For example, say your high-yield savings account has a 1.4% APY and compounds monthly. To save $20,000 in four years, you’d need to contribute about $405 per month.
If that doesn’t seem doable, it’s worth revisiting the cost of the car and the timeline in which you want to buy to make sure you can fit the purchase into your budget.
Most budget guidelines suggest devoting at least 20% of your monthly income to savings needs. Note that this includes all savings, not just your sinking fund.
An effective way to ensure you make your monthly contributions is to make your sinking fund part of your monthly budget. Either through manual or automatic transfers, you can fund your sinking fund like any other necessary monthly payment.
For your budgeting preferences, track these contributions under whatever makes sense to you. Typically, they will fall under savings categories. However, if it makes more sense to track it as a monthly payment, use that instead.
Sinking funds are more advantageous than they are a disadvantage for people who wish to work toward saving money for a specific goal.
You can have as many different sinking funds as you’d like — it depends on your own goals and if your personal finances can support your goals. Whether you have one or three sinking funds, they will only be successful if they remain untouched until their “maturity date,” or when you’ve reached your savings goal.
Be sure you aren’t stretching your finances too thin by chasing too many financial goals at once. Remember, intelligent finances can often lead to greater financial health.
Sinking funds are great tools for those looking to make large purchases without going into long-term debt. As they are fueled entirely by your own funds, the money accrued in a sinking fund comes without any strings attached.

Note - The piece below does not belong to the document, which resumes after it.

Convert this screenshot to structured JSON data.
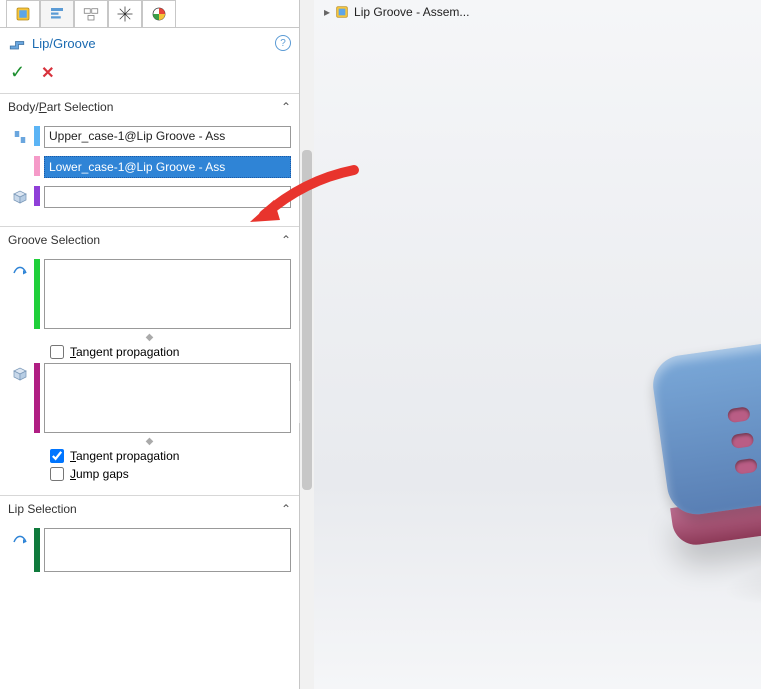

Sinking funds not only provide powerful incentives to meet personal financial goals, but they also help teach about patience and letting your money work for you. When paired with savings accounts with higher interest rates, sinking funds can help people reach their financial goals — without adding to or impacting their debts.
Self’s Credit Builder Account can be utilized as a sinking fund starting at only $25 a month. Not only can this help you securely store your money (minus interest and fees) for whatever planned expense you have in mind, but it may also help boost your credit score by keeping you on track to make monthly payments with ease.
Disclosure: The Credit Builder Account identified in this article is an advertisement for Self products.
Ana Gonzalez-Ribeiro, MBA, AFC® is an Accredited Financial Counselor® and a Bilingual Personal Finance Writer and Educator dedicated to helping populations that need financial literacy and counseling. Her informative articles have been published in various news outlets and websites including Huffington Post, Fidelity, Fox Business News, MSN and Yahoo Finance. She also founded the personal financial and motivational site www.AcetheJourney.com and translated into Spanish the book, Financial Advice for Blue Collar America by Kathryn B. Hauer, CFP. Ana teaches Spanish or English personal finance courses on behalf of the W!SE (Working In Support of Education) program has taught workshops for nonprofits in NYC.
Our goal at Self is to provide readers with current and unbiased information on credit, financial health, and related topics. This content is based on research and other related articles from trusted sources. All content at Self is written by experienced contributors in the finance industry and reviewed by an accredited person(s).